### Assignment
In the data below, how many lines contain the word "icon"? Answer with the number alone.

### Information supplied
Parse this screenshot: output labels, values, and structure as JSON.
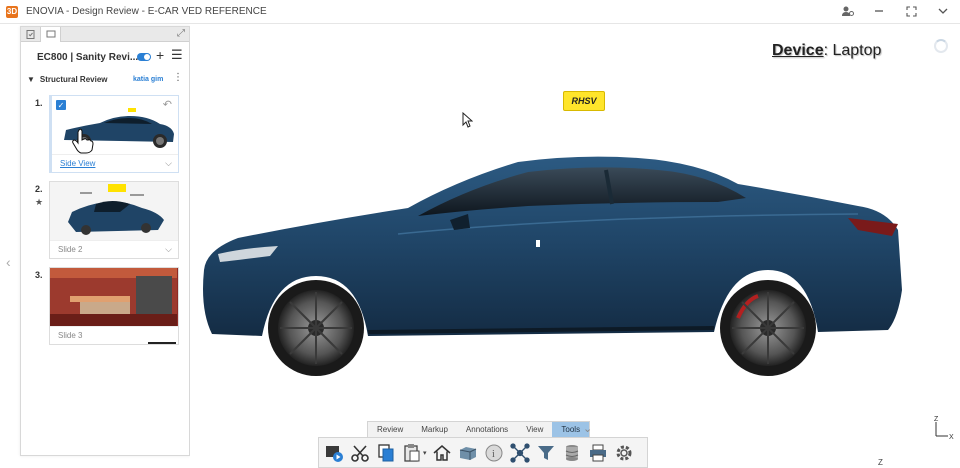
{
  "window": {
    "title": "ENOVIA - Design Review - E-CAR VED REFERENCE",
    "logo_text": "3D"
  },
  "panel": {
    "header_title": "EC800 | Sanity Revi...",
    "review": {
      "name": "Structural Review",
      "user": "katia gim"
    },
    "slides": [
      {
        "number": "1.",
        "label": "Side View",
        "checked": true
      },
      {
        "number": "2.",
        "label": "Slide 2",
        "starred": true
      },
      {
        "number": "3.",
        "label": "Slide 3"
      }
    ]
  },
  "viewport": {
    "device_label_key": "Device",
    "device_label_value": ": Laptop",
    "annotation_tag": "RHSV",
    "car_color": "#1f4466",
    "axis_labels": {
      "z": "Z",
      "x": "X"
    }
  },
  "toolbar": {
    "tabs": [
      "Review",
      "Markup",
      "Annotations",
      "View",
      "Tools"
    ],
    "active_tab": "Tools",
    "tools": [
      "render-icon",
      "cut-icon",
      "copy-icon",
      "paste-icon",
      "home-icon",
      "cube-icon",
      "info-icon",
      "network-icon",
      "filter-icon",
      "database-icon",
      "print-icon",
      "gear-icon"
    ]
  },
  "bottom_mark": "Z"
}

### Response below
12